* [EXERCISE OBJECTIVE] Gather each line containing the string "number" from these entries.

Items from an interface collection
_ _ _ _

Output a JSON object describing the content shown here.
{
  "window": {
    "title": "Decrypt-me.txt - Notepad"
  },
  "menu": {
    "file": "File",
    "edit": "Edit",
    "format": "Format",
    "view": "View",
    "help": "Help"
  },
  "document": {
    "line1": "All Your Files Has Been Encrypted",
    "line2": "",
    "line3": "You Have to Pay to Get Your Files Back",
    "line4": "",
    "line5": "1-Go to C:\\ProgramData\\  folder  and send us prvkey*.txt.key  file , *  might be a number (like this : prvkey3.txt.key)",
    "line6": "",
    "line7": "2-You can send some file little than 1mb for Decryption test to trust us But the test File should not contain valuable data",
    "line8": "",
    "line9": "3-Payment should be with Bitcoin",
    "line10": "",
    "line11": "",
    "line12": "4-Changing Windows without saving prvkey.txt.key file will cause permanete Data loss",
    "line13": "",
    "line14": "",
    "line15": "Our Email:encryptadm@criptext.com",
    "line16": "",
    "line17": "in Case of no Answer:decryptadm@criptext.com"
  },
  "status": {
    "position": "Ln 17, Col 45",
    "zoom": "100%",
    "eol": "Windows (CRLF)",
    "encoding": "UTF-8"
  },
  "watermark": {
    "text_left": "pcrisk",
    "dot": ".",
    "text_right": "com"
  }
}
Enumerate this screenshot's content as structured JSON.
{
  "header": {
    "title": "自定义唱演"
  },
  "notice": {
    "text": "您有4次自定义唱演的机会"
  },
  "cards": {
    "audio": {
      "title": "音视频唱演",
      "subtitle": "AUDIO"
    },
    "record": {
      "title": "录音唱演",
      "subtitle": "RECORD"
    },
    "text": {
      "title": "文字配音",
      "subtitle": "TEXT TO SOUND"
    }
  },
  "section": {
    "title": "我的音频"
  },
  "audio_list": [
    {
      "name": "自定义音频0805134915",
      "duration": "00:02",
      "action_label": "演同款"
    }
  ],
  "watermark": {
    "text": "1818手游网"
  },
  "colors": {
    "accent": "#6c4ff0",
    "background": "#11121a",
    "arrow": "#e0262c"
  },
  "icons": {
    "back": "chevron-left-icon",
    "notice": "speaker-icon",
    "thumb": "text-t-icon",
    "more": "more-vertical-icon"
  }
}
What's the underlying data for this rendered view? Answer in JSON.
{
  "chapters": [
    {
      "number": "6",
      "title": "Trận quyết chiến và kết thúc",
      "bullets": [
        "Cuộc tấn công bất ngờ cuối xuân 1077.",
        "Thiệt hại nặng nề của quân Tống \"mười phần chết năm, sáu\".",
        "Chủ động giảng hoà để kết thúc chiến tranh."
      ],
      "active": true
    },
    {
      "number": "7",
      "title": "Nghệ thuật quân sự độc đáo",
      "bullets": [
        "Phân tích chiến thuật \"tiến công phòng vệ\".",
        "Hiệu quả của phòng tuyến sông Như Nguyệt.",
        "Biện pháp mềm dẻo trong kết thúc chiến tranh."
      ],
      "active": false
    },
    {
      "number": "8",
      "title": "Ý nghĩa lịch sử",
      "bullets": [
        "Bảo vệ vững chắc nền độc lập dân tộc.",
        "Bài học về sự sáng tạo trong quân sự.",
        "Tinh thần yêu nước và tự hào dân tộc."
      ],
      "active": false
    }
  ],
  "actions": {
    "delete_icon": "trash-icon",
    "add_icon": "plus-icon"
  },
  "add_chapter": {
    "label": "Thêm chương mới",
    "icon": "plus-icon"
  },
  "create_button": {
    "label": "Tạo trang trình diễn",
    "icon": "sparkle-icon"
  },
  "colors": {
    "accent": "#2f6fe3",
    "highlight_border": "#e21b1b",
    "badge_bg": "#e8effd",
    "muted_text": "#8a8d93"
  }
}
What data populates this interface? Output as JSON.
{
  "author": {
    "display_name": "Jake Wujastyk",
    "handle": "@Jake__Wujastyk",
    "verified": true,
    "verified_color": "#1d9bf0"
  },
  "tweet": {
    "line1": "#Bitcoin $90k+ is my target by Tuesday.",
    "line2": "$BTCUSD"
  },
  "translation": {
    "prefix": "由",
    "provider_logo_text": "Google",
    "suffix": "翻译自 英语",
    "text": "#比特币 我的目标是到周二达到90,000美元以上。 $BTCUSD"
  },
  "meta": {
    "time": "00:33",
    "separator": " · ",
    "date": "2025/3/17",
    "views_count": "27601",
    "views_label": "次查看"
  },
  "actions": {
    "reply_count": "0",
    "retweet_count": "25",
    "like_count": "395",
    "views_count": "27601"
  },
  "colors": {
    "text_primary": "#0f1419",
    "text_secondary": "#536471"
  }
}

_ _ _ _

* [YOUR SOLUTION]
    "line5": "1-Go to C:\\ProgramData\\  folder  and send us prvkey*.txt.key  file , *  might be a number (like this : prvkey3.txt.key)",
      "number": "6",
      "number": "7",
      "number": "8",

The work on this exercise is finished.